Autologous stem cell transplantation — removing some of a patient’s own stem cells before chemotherapy and returning them afterward, to re-establish a new immune and blood-forming system — is a therapy for multiple myeloma. High doses of the chemotherapy drug melphalan are traditionally used for this treatment, but in many patients the myeloma returns.
The purpose of this study is to see if giving the drug carfilzomib in combination with melphalan is a safe and effective preparation for autologous stem cell transplantation in patients with multiple myeloma that has returned or persists despite standard treatment. Doctors hope that adding carfilzomib will reduce the risk of myeloma recurrence more than melphalan alone. Carfilzomib is approved for treating myeloma that persists despite prior therapy.
Carfilzomib is a proteasome inhibitor. The proteasome breaks down proteins that are no longer useful to a cell. Proteasome inhibitors turn off the proteasome, causing the proteins to build up in the cell and resulting in cell death. Myeloma cells require a lot of proteins and an active proteasome to survive, so drugs that turn off the proteasome may inhibit myeloma growth.Back to top

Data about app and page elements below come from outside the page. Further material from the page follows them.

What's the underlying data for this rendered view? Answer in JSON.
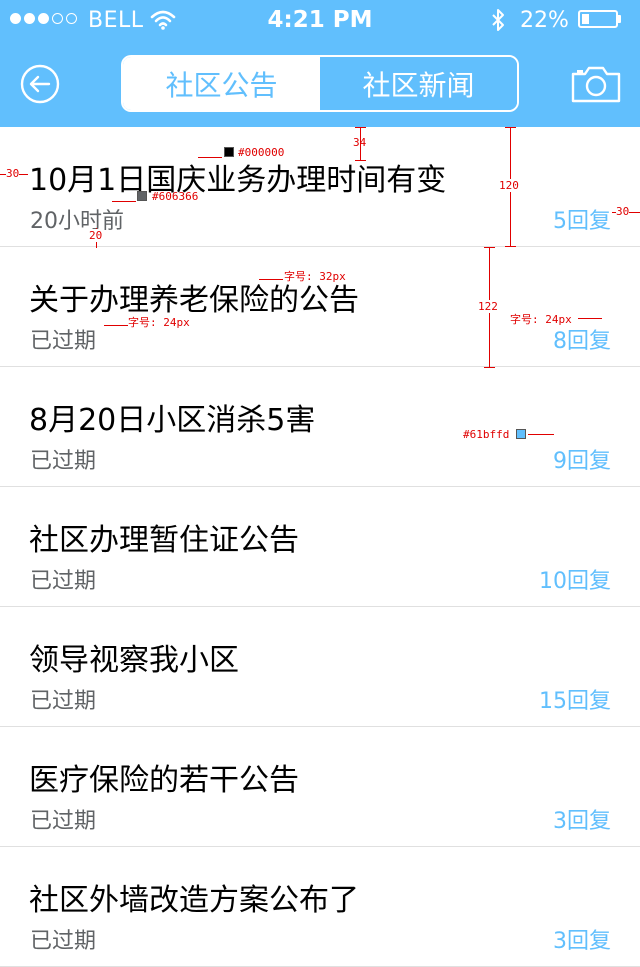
{
  "status_bar": {
    "carrier": "BELL",
    "time": "4:21 PM",
    "battery": "22%",
    "battery_level": 0.22,
    "signal_bars_filled": 3,
    "signal_bars_total": 5
  },
  "header": {
    "tabs": [
      {
        "label": "社区公告",
        "active": true
      },
      {
        "label": "社区新闻",
        "active": false
      }
    ],
    "back_icon": "back-arrow-icon",
    "camera_icon": "camera-icon"
  },
  "list": [
    {
      "title": "10月1日国庆业务办理时间有变",
      "time": "20小时前",
      "replies": "5回复"
    },
    {
      "title": "关于办理养老保险的公告",
      "time": "已过期",
      "replies": "8回复"
    },
    {
      "title": "8月20日小区消杀5害",
      "time": "已过期",
      "replies": "9回复"
    },
    {
      "title": "社区办理暂住证公告",
      "time": "已过期",
      "replies": "10回复"
    },
    {
      "title": "领导视察我小区",
      "time": "已过期",
      "replies": "15回复"
    },
    {
      "title": "医疗保险的若干公告",
      "time": "已过期",
      "replies": "3回复"
    },
    {
      "title": "社区外墙改造方案公布了",
      "time": "已过期",
      "replies": "3回复"
    }
  ],
  "annotations": {
    "title_color": "#000000",
    "time_color": "#606366",
    "replies_color": "#61bffd",
    "title_top": "34",
    "row_height_1": "120",
    "row_height_2": "122",
    "left_margin": "30",
    "right_margin": "30",
    "subtitle_gap": "20",
    "font_size_title": "字号: 32px",
    "font_size_sub_left": "字号: 24px",
    "font_size_sub_right": "字号: 24px"
  },
  "colors": {
    "accent": "#61bffd",
    "title": "#000000",
    "subtext": "#606366",
    "divider": "#e0e0e0"
  }
}
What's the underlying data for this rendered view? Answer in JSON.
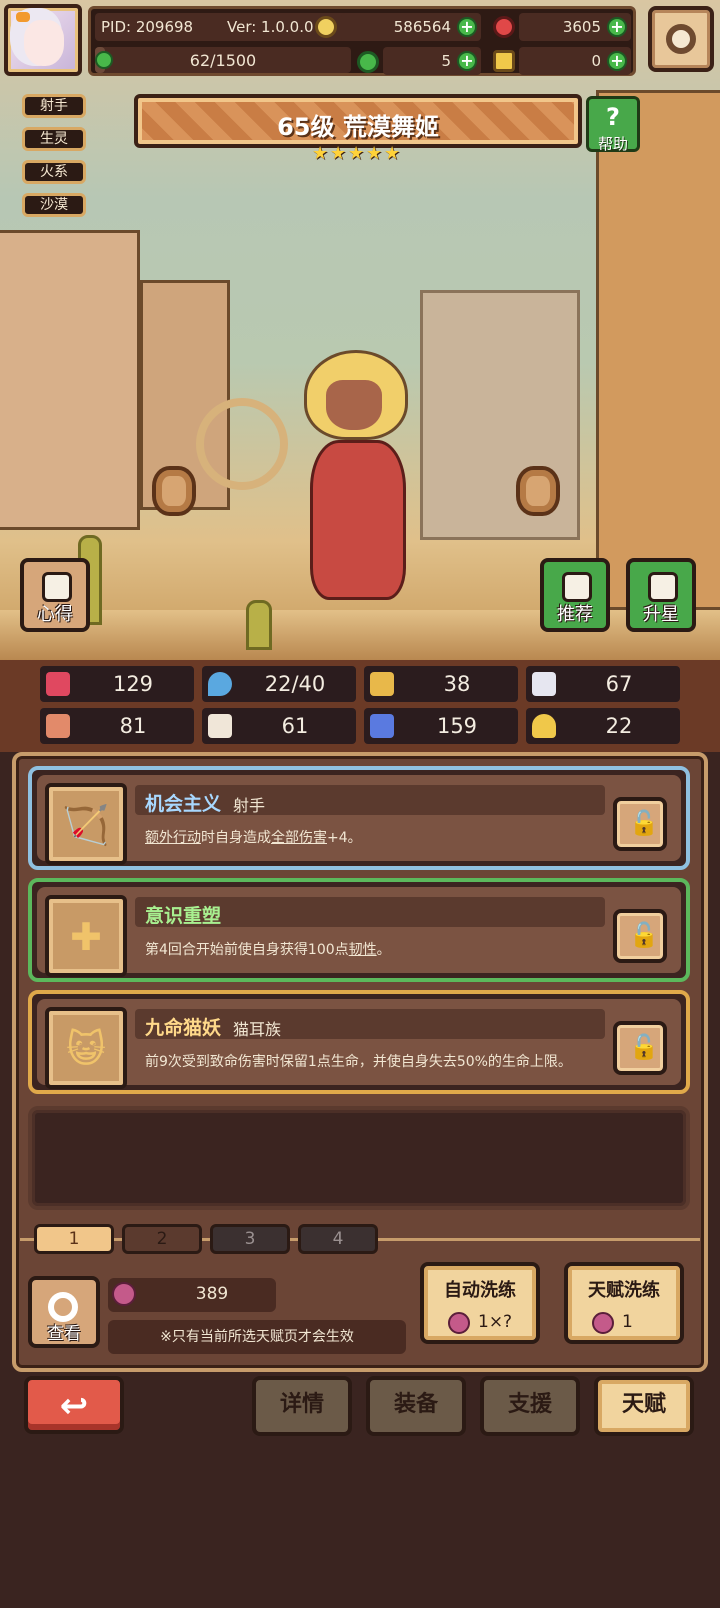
{
  "top_bar": {
    "pid": "PID: 209698",
    "version": "Ver: 1.0.0.0",
    "gold": "586564",
    "gems": "3605",
    "xp": "62/1500",
    "clover": "5",
    "key": "0",
    "xp_fraction": 0.04
  },
  "tags": [
    "射手",
    "生灵",
    "火系",
    "沙漠"
  ],
  "hero": {
    "title": "65级 荒漠舞姬",
    "stars": 5
  },
  "buttons": {
    "help": "帮助",
    "insight": "心得",
    "recommend": "推荐",
    "star_up": "升星",
    "view": "查看"
  },
  "stats": [
    {
      "icon": "heart-icon",
      "value": "129",
      "color": "#e04860"
    },
    {
      "icon": "water-drop-icon",
      "value": "22/40",
      "color": "#5aa8e0"
    },
    {
      "icon": "shield-icon",
      "value": "38",
      "color": "#e8b84a"
    },
    {
      "icon": "wing-icon",
      "value": "67",
      "color": "#e6e6f0"
    },
    {
      "icon": "fist-icon",
      "value": "81",
      "color": "#e28a6a"
    },
    {
      "icon": "book-icon",
      "value": "61",
      "color": "#f0e6d8"
    },
    {
      "icon": "spellbook-icon",
      "value": "159",
      "color": "#5a7ae0"
    },
    {
      "icon": "horseshoe-icon",
      "value": "22",
      "color": "#f0c84a"
    }
  ],
  "talents": [
    {
      "name": "机会主义",
      "type": "射手",
      "name_color": "#a8d8ff",
      "border": "#8fc0e0",
      "desc_parts": [
        "额外行动",
        "时自身造成",
        "全部伤害",
        "+4。"
      ],
      "icon": "bow-icon"
    },
    {
      "name": "意识重塑",
      "type": "",
      "name_color": "#a8f090",
      "border": "#5cb85c",
      "desc_parts": [
        "第4回合开始前使自身获得100点",
        "韧性",
        "。"
      ],
      "icon": "cross-icon"
    },
    {
      "name": "九命猫妖",
      "type": "猫耳族",
      "name_color": "#ffd98a",
      "border": "#e0a94a",
      "desc_parts": [
        "前9次受到致命伤害时保留1点生命，并使自身失去50%的生命上限。"
      ],
      "icon": "cat-icon"
    }
  ],
  "page_tabs": [
    "1",
    "2",
    "3",
    "4"
  ],
  "berries": "389",
  "note": "※只有当前所选天赋页才会生效",
  "reroll": {
    "auto_label": "自动洗练",
    "auto_cost": "1×?",
    "talent_label": "天赋洗练",
    "talent_cost": "1"
  },
  "nav": {
    "back": "↩",
    "details": "详情",
    "equipment": "装备",
    "support": "支援",
    "talent": "天赋"
  }
}
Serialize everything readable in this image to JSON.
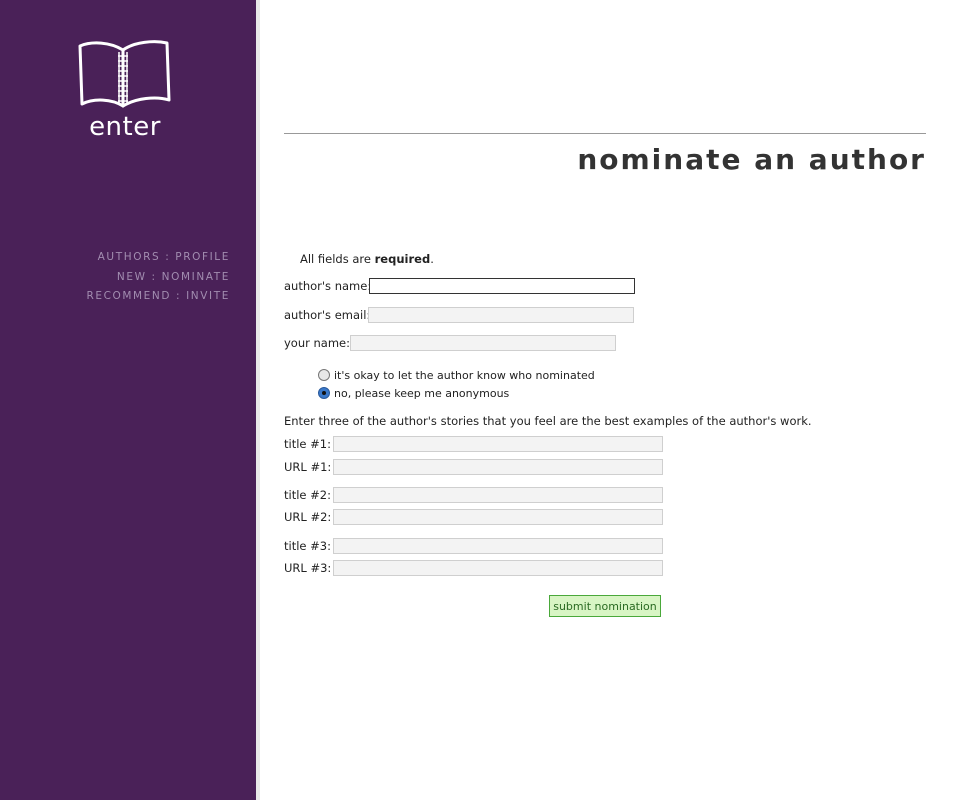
{
  "brand": {
    "logo_text": "enter",
    "logo_icon": "open-book-icon"
  },
  "nav": [
    {
      "left": "AUTHORS",
      "sep": ":",
      "right": "PROFILE"
    },
    {
      "left": "NEW",
      "sep": ":",
      "right": "NOMINATE"
    },
    {
      "left": "RECOMMEND",
      "sep": ":",
      "right": "INVITE"
    }
  ],
  "page": {
    "title": "nominate an author"
  },
  "form": {
    "required_prefix": "All fields are ",
    "required_word": "required",
    "required_suffix": ".",
    "author_name_label": "author's name:",
    "author_name_value": "",
    "author_email_label": "author's email:",
    "author_email_value": "",
    "your_name_label": "your name:",
    "your_name_value": "",
    "radio_reveal_label": "it's okay to let the author know who nominated",
    "radio_anonymous_label": "no, please keep me anonymous",
    "radio_selected": "anonymous",
    "stories_instructions": "Enter three of the author's stories that you feel are the best examples of the author's work.",
    "stories": [
      {
        "title_label": "title #1:",
        "title_value": "",
        "url_label": "URL #1:",
        "url_value": ""
      },
      {
        "title_label": "title #2:",
        "title_value": "",
        "url_label": "URL #2:",
        "url_value": ""
      },
      {
        "title_label": "title #3:",
        "title_value": "",
        "url_label": "URL #3:",
        "url_value": ""
      }
    ],
    "submit_label": "submit nomination"
  },
  "colors": {
    "sidebar": "#4a2158",
    "nav_text": "#a28db0",
    "submit_bg": "#d8f5c4",
    "submit_border": "#4aa83a",
    "radio_selected": "#3a78c9"
  }
}
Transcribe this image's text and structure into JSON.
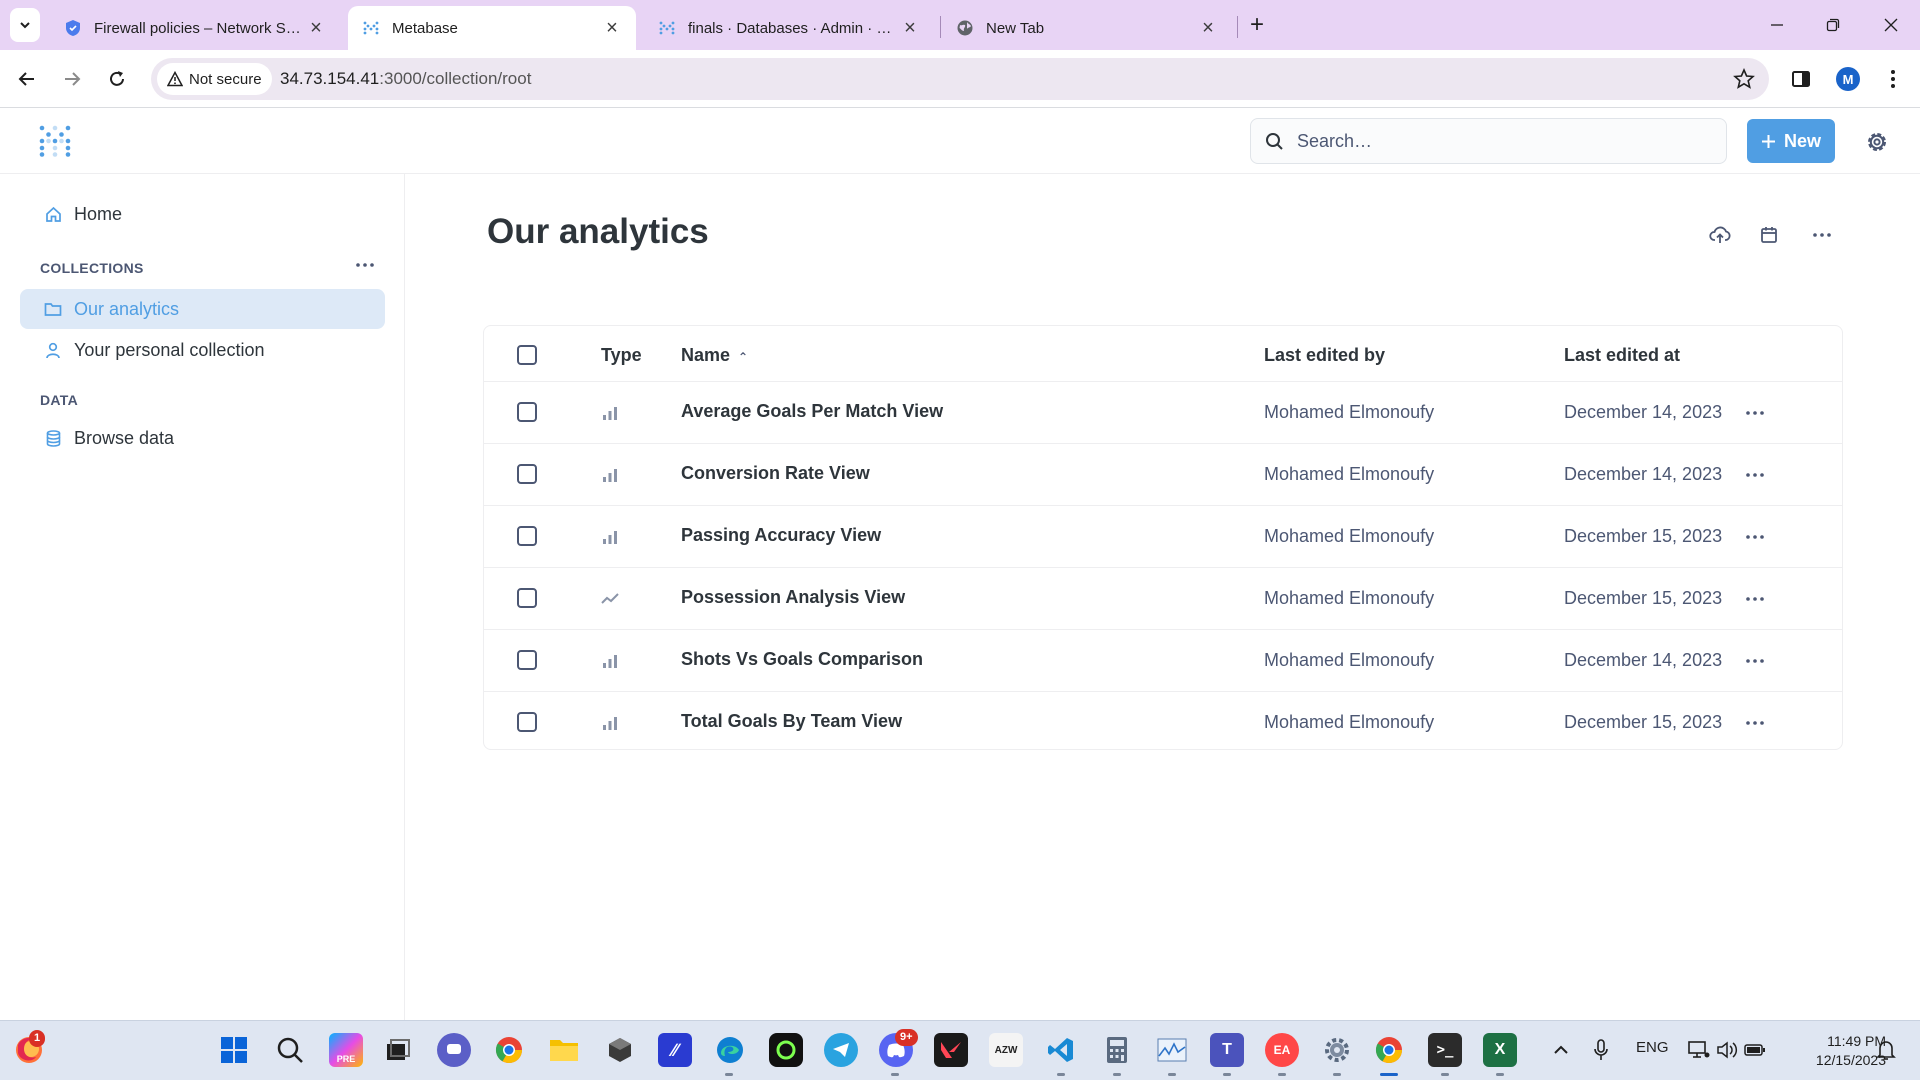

To be eligible for this study, patients must meet several criteria, including but not limited to the following:
- Patients must have multiple myeloma that has returned following or has stopped responding to standard treatment.
- For patients who had prior autologous stem cell transplantation, at least a year must have passed since the last transplant and entry into the study.
- Patients must be able to be ambulatory for more than half of their normal waking hours.
- This study is open to patients ages 18 to 70.